Last November, the U.S. Fish and Wildlife Service (USFWS) listed the Gunnison sage-grouse as “threatened”. On January 20, 2015, Western Watersheds Project and the Center for Biological Diversity filed a lawsuit against the USFWS arguing for endangered status for the species and protections that come with it. These groups argue that the best available scientific evidence demonstrates that the Gunnison sage-grouse is “in danger of extinction throughout all or a significant portion of its range” and must be listed as endangered species.

The complaint points out that the USFWS violated the Endangered Species Act (ESA) and the Administrative Procedures Act (APA) by failing to consider best available science and give public a notice and opportunity to comment on its decision to list the species as threatened.

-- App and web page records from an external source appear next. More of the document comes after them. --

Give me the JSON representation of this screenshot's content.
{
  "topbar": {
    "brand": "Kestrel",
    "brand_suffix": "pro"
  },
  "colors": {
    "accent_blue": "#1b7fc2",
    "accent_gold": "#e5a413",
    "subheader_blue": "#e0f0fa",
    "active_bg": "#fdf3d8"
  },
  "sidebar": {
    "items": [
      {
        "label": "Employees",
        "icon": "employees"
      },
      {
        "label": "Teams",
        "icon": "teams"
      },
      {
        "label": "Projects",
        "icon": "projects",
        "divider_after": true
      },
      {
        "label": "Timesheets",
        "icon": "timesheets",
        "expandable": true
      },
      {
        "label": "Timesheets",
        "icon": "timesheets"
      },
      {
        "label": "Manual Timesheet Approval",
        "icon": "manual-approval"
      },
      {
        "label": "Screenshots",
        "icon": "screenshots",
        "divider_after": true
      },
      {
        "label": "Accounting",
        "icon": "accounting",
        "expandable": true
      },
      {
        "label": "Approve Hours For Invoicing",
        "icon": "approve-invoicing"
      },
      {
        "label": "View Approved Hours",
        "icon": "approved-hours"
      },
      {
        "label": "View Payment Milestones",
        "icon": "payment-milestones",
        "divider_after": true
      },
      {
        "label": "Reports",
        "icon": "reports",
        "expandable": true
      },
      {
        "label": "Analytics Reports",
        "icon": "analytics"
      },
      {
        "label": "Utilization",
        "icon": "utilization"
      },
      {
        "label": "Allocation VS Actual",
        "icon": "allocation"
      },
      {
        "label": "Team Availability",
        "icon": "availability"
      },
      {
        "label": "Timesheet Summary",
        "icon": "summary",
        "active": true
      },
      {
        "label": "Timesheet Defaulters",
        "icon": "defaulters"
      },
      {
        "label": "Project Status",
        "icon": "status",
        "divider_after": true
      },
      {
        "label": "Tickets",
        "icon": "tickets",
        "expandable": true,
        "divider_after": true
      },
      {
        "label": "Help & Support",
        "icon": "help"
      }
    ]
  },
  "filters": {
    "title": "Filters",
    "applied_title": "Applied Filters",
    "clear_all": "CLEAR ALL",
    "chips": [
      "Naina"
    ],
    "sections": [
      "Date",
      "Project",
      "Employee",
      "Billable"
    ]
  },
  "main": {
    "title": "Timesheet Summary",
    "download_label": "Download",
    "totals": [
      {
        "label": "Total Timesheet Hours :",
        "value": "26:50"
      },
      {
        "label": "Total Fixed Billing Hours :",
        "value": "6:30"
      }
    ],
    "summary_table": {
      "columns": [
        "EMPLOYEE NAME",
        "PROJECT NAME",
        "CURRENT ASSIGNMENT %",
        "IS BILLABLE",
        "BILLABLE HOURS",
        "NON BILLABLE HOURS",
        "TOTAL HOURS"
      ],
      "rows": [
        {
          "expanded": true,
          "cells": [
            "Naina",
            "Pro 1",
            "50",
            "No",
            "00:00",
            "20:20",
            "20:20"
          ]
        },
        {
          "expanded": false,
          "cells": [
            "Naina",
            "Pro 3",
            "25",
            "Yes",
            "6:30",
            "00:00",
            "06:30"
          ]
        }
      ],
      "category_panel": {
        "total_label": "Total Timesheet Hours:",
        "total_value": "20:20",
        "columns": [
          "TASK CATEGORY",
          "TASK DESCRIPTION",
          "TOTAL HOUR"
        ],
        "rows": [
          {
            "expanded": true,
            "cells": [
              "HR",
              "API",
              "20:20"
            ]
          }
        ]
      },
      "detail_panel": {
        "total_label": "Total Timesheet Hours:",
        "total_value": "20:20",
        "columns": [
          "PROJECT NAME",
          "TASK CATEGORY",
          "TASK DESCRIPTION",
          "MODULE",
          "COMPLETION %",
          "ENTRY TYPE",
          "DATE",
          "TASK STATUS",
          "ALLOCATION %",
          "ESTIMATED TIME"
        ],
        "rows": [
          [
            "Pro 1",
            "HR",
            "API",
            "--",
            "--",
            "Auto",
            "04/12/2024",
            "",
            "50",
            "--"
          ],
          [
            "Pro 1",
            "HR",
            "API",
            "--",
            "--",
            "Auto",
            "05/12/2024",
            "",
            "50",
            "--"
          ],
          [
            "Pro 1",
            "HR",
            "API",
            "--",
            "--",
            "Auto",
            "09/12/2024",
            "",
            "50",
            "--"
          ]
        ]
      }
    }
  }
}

The groups are asking the court to remand the final rule (listing the bird as threatened) to USFWS for “an adequate finding that complies with all requirements of the ESA and the APA” in the meantime retaining the threatened listing in place.

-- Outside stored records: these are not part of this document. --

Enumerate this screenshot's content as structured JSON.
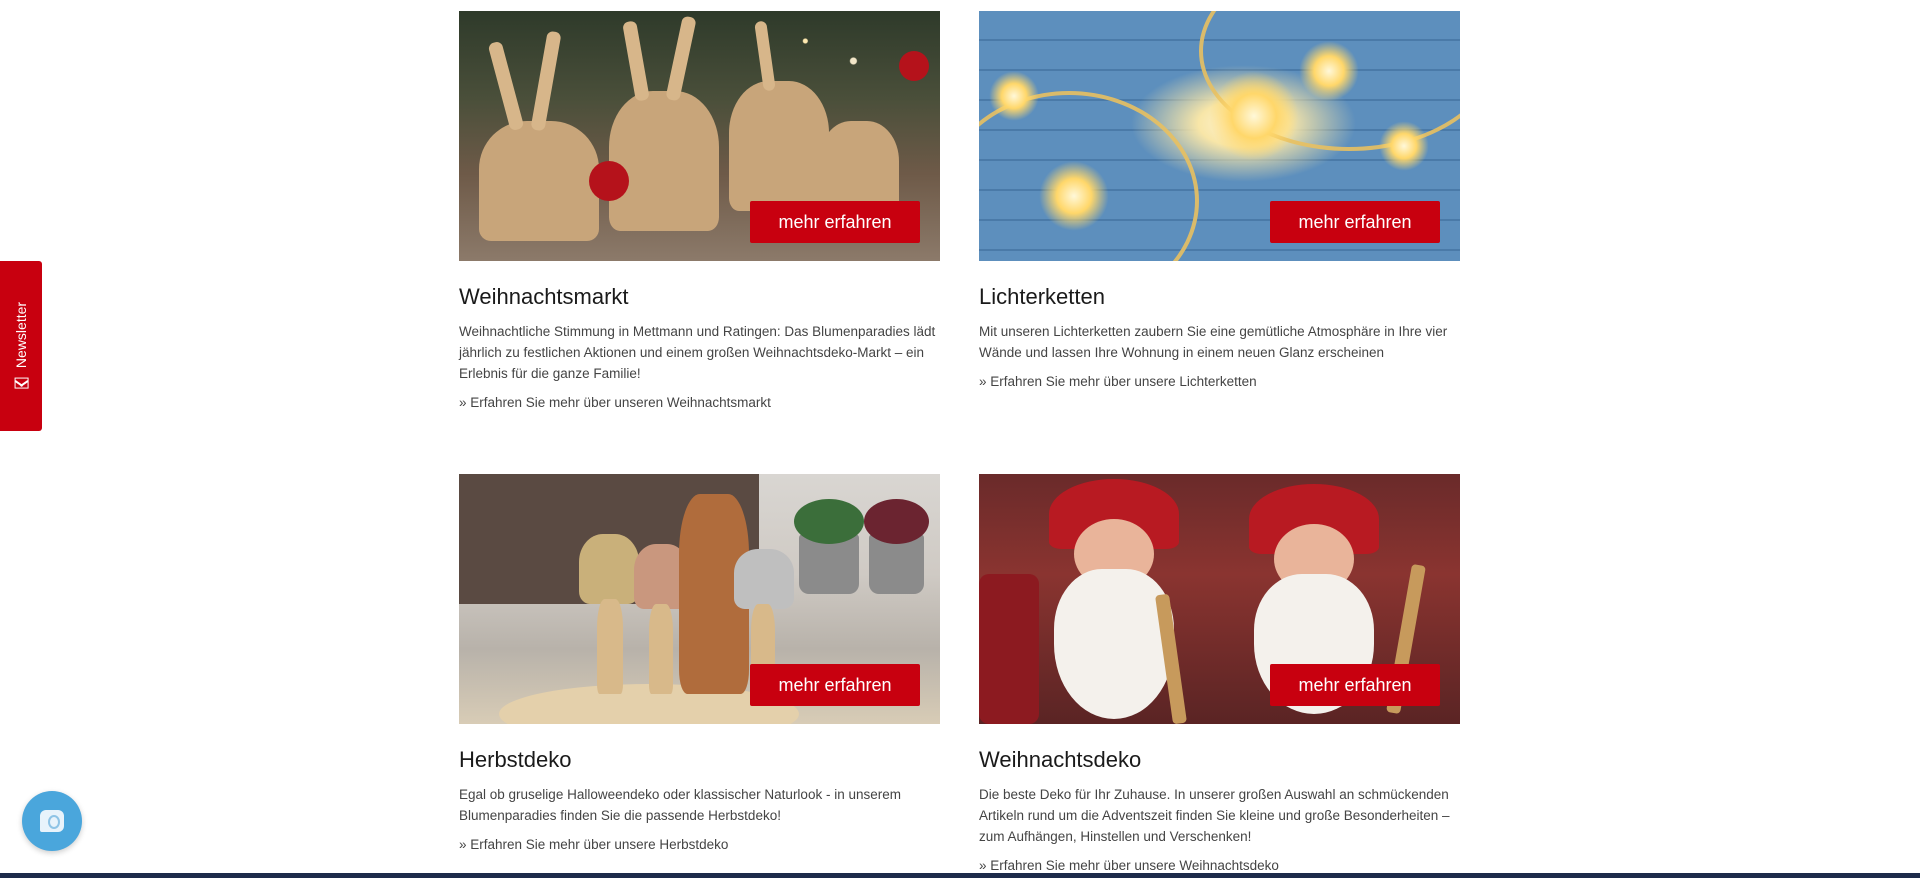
{
  "newsletter": {
    "label": "Newsletter",
    "icon": "mail-icon"
  },
  "chat": {
    "icon": "chat-icon"
  },
  "accent_color": "#c8000f",
  "cards": [
    {
      "title": "Weihnachtsmarkt",
      "text": "Weihnachtliche Stimmung in Mettmann und Ratingen: Das Blumenparadies lädt jährlich zu festlichen Aktionen und einem großen Weihnachtsdeko-Markt – ein Erlebnis für die ganze Familie!",
      "link": "» Erfahren Sie mehr über unseren Weihnachtsmarkt",
      "button": "mehr erfahren"
    },
    {
      "title": "Lichterketten",
      "text": "Mit unseren Lichterketten zaubern Sie eine gemütliche Atmosphäre in Ihre vier Wände und lassen Ihre Wohnung in einem neuen Glanz erscheinen",
      "link": "» Erfahren Sie mehr über unsere Lichterketten",
      "button": "mehr erfahren"
    },
    {
      "title": "Herbstdeko",
      "text": "Egal ob gruselige Halloweendeko oder klassischer Naturlook - in unserem Blumenparadies finden Sie die passende Herbstdeko!",
      "link": "» Erfahren Sie mehr über unsere Herbstdeko",
      "button": "mehr erfahren"
    },
    {
      "title": "Weihnachtsdeko",
      "text": "Die beste Deko für Ihr Zuhause. In unserer großen Auswahl an schmückenden Artikeln rund um die Adventszeit finden Sie kleine und große Besonderheiten – zum Aufhängen, Hinstellen und Verschenken!",
      "link": "» Erfahren Sie mehr über unsere Weihnachtsdeko",
      "button": "mehr erfahren"
    }
  ]
}
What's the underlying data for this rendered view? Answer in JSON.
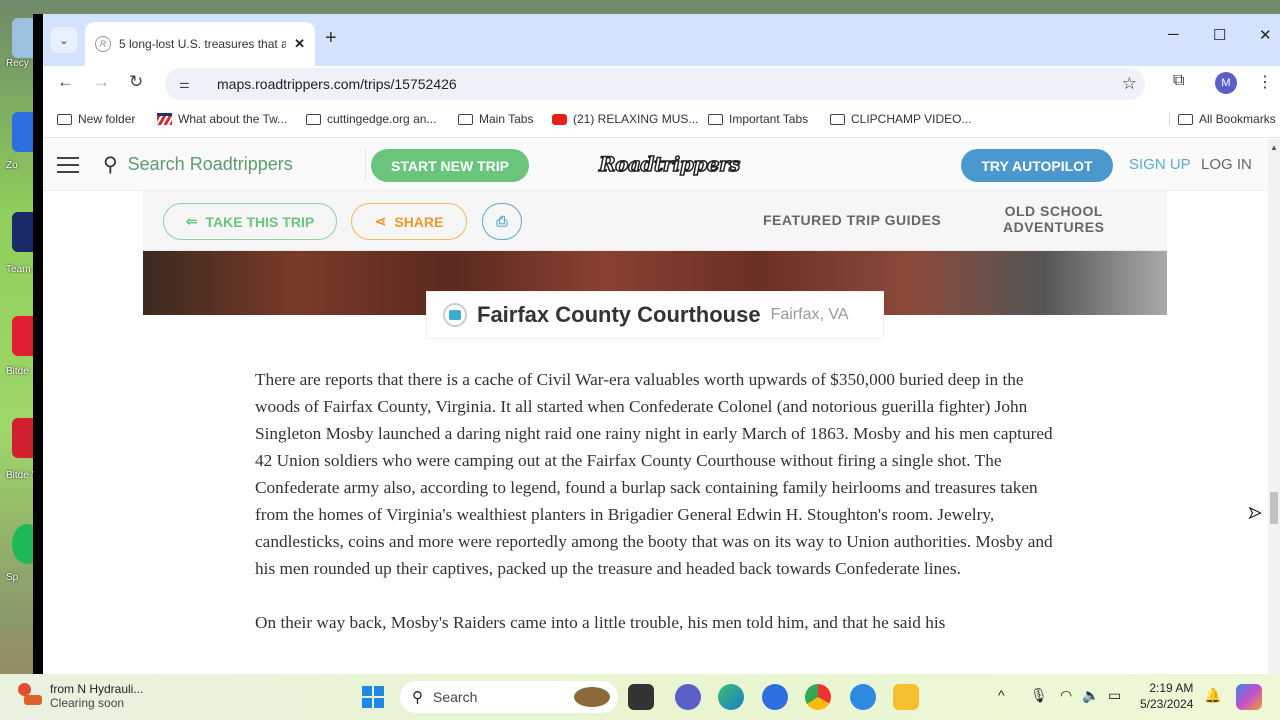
{
  "desktop": {
    "icons": [
      {
        "label": "Recy",
        "color": "#9cc0e0"
      },
      {
        "label": "Zo",
        "color": "#2d6fe0"
      },
      {
        "label": "Team H",
        "color": "#1a2a6a"
      },
      {
        "label": "Bitde",
        "color": "#e02030"
      },
      {
        "label": "Bitde V",
        "color": "#d02030"
      },
      {
        "label": "Sp",
        "color": "#1db954"
      }
    ]
  },
  "browser": {
    "tab": {
      "title": "5 long-lost U.S. treasures that a",
      "close": "✕"
    },
    "new_tab": "+",
    "window_controls": {
      "minimize": "─",
      "maximize": "☐",
      "close": "✕"
    },
    "nav": {
      "back": "←",
      "forward": "→",
      "reload": "↻"
    },
    "url": "maps.roadtrippers.com/trips/15752426",
    "star": "☆",
    "extensions": "⧉",
    "profile_initial": "M",
    "menu": "⋮",
    "bookmarks": [
      {
        "label": "New folder",
        "icon": "folder"
      },
      {
        "label": "What about the Tw...",
        "icon": "flag"
      },
      {
        "label": "cuttingedge.org an...",
        "icon": "folder"
      },
      {
        "label": "Main Tabs",
        "icon": "folder"
      },
      {
        "label": "(21) RELAXING MUS...",
        "icon": "youtube"
      },
      {
        "label": "Important Tabs",
        "icon": "folder"
      },
      {
        "label": "CLIPCHAMP VIDEO...",
        "icon": "folder"
      }
    ],
    "all_bookmarks": "All Bookmarks"
  },
  "site": {
    "search_label": "Search Roadtrippers",
    "start_trip": "START NEW TRIP",
    "logo": "Roadtrippers",
    "autopilot": "TRY AUTOPILOT",
    "sign_up": "SIGN UP",
    "log_in": "LOG IN",
    "take_trip": "TAKE THIS TRIP",
    "share": "SHARE",
    "featured": "FEATURED TRIP GUIDES",
    "old_school_1": "OLD SCHOOL",
    "old_school_2": "ADVENTURES",
    "caption_name": "Fairfax County Courthouse",
    "caption_location": "Fairfax, VA",
    "paragraphs": [
      "There are reports that there is a cache of Civil War-era valuables worth upwards of $350,000 buried deep in the woods of Fairfax County, Virginia. It all started when Confederate Colonel (and notorious guerilla fighter) John Singleton Mosby launched a daring night raid one rainy night in early March of 1863. Mosby and his men captured 42 Union soldiers who were camping out at the Fairfax County Courthouse without firing a single shot. The Confederate army also, according to legend, found a burlap sack containing family heirlooms and treasures taken from the homes of Virginia's wealthiest planters in Brigadier General Edwin H. Stoughton's room. Jewelry, candlesticks, coins and more were reportedly among the booty that was on its way to Union authorities. Mosby and his men rounded up their captives, packed up the treasure and headed back towards Confederate lines.",
      "On their way back, Mosby's Raiders came into a little trouble, his men told him, and that he said his"
    ]
  },
  "taskbar": {
    "weather_title": "from N Hydrauli...",
    "weather_sub": "Clearing soon",
    "search": "Search",
    "tray_up": "^",
    "time": "2:19 AM",
    "date": "5/23/2024"
  }
}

Gunnison sage-grouse population is about 5,000 found only in southwestern Colorado and southeastern Utah. The species are related to the Greater sage-grouse that is at the center of a broader debate that involves 11 western states.

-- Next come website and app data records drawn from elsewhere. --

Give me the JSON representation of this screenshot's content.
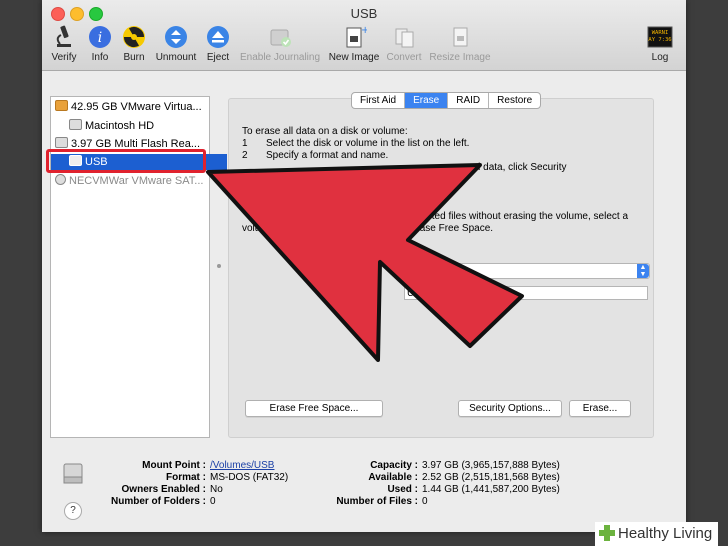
{
  "window": {
    "title": "USB"
  },
  "toolbar": [
    {
      "label": "Verify",
      "icon": "microscope-icon",
      "enabled": true
    },
    {
      "label": "Info",
      "icon": "info-icon",
      "enabled": true
    },
    {
      "label": "Burn",
      "icon": "burn-icon",
      "enabled": true
    },
    {
      "label": "Unmount",
      "icon": "unmount-icon",
      "enabled": true
    },
    {
      "label": "Eject",
      "icon": "eject-icon",
      "enabled": true
    },
    {
      "label": "Enable Journaling",
      "icon": "journaling-icon",
      "enabled": false
    },
    {
      "label": "New Image",
      "icon": "new-image-icon",
      "enabled": true
    },
    {
      "label": "Convert",
      "icon": "convert-icon",
      "enabled": false
    },
    {
      "label": "Resize Image",
      "icon": "resize-image-icon",
      "enabled": false
    },
    {
      "label": "Log",
      "icon": "log-icon",
      "enabled": true,
      "badge": "WARNI\nAY 7:36"
    }
  ],
  "sidebar": {
    "items": [
      {
        "label": "42.95 GB VMware Virtua...",
        "level": 0
      },
      {
        "label": "Macintosh HD",
        "level": 1
      },
      {
        "label": "3.97 GB Multi Flash Rea...",
        "level": 0
      },
      {
        "label": "USB",
        "level": 1,
        "selected": true
      },
      {
        "label": "NECVMWar VMware SAT...",
        "level": 0,
        "dim": true
      }
    ]
  },
  "tabs": [
    {
      "label": "First Aid",
      "active": false
    },
    {
      "label": "Erase",
      "active": true
    },
    {
      "label": "RAID",
      "active": false
    },
    {
      "label": "Restore",
      "active": false
    }
  ],
  "erase": {
    "intro": "To erase all data on a disk or volume:",
    "steps": [
      {
        "num": "1",
        "text": "Select the disk or volume in the list on the left."
      },
      {
        "num": "2",
        "text": "Specify a format and name."
      },
      {
        "num": "",
        "text": "s erased data, click Security"
      }
    ],
    "para2_line1": "leted files without erasing the volume, select a",
    "para2_line2_left": "volu",
    "para2_line2_right": "rase Free Space.",
    "name_value": "USB",
    "buttons": {
      "erase_free_space": "Erase Free Space...",
      "security_options": "Security Options...",
      "erase": "Erase..."
    }
  },
  "info": {
    "left": [
      {
        "key": "Mount Point :",
        "value": "/Volumes/USB",
        "link": true
      },
      {
        "key": "Format :",
        "value": "MS-DOS (FAT32)"
      },
      {
        "key": "Owners Enabled :",
        "value": "No"
      },
      {
        "key": "Number of Folders :",
        "value": "0"
      }
    ],
    "right": [
      {
        "key": "Capacity :",
        "value": "3.97 GB (3,965,157,888 Bytes)"
      },
      {
        "key": "Available :",
        "value": "2.52 GB (2,515,181,568 Bytes)"
      },
      {
        "key": "Used :",
        "value": "1.44 GB (1,441,587,200 Bytes)"
      },
      {
        "key": "Number of Files :",
        "value": "0"
      }
    ]
  },
  "help": {
    "label": "?"
  },
  "watermark": {
    "text": "Healthy Living"
  },
  "colors": {
    "selection": "#1c5fd1",
    "arrow": "#e0313f",
    "tab_active": "#3b83f0"
  }
}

View the entire complaint here

Dispute Over Utah’s Oil Shale Flowers Heads Back to Court | The Salt Lake Tribune

January 3, 2015

By Brian Maffly

Penstemon 1“The 31-year fight over Utah’s beardtongue, rare wildflowers that grow only near the Uinta Basin’s oil shale outcrops, is far from over despite a new conservation plan that state officials say ensures the plants survival should oil shale mining take off.

This week, the Utah Native Plant Society and other conservation groups formally accused the U.S. Fish and Wildlife Service of ignoring science and caving to political pressure from oil and gas interests when it withdrew a proposed listing for Graham’s and White River beardtongue, also known as penstemon, under the Endangered Species Act (ESA).”

Read full story | The Salt Lake Tribune

Utah Wildlife Officials, Bishop Bemoan Federal Action on Gunnison Sage Grouse | Deseret News

November 12, 2014

“A decision Wednesday to list the Gunnison sage grouse as threatened under the Endangered Species Act will ultimately hurt the bird more than it will help it, undercutting local efforts to protect the species and instilling tedious layers of government bureaucracy to overcome.

That sentiment, voiced by Utah wildlife officials and echoed by members of the state’s congressional delegation, came in swift reaction to the announcement by the U.S. Fish and Wildlife Service that the bird is receiving a designation as “threatened” under the federal act.”

Read full story | Deseret News

Op-ed: Penstemon Agreement Saves More Flowers than ESA Would | The Salt Lake Tribune

By Mike McKee, Mark Raymond, and Darlene Burns

July 11, 2014

“When faced with the prospect of yet another endangered species listing in the Uintah Basin, many would expect that as elected officials tasked with protecting our local community we would take off the proverbial gloves and begin to fight. In the case of the Graham’s beardtongue and White River beardtongue (penstemon species) in Eastern Utah, we along with other stakeholders met this challenge with a proposed conservation agreement that goes above and beyond the protections afforded these flowering plants under the federal Endangered Species Act (ESA). Some critics claim that this conservation plan — negotiated between local, state and federal agencies ­— is voluntary and so does not provide “real” protection for these plants. Uintah County wants to be clear that this is incorrect. The agreement is enforceable by law.”

Read full story | The Salt Lake Tribune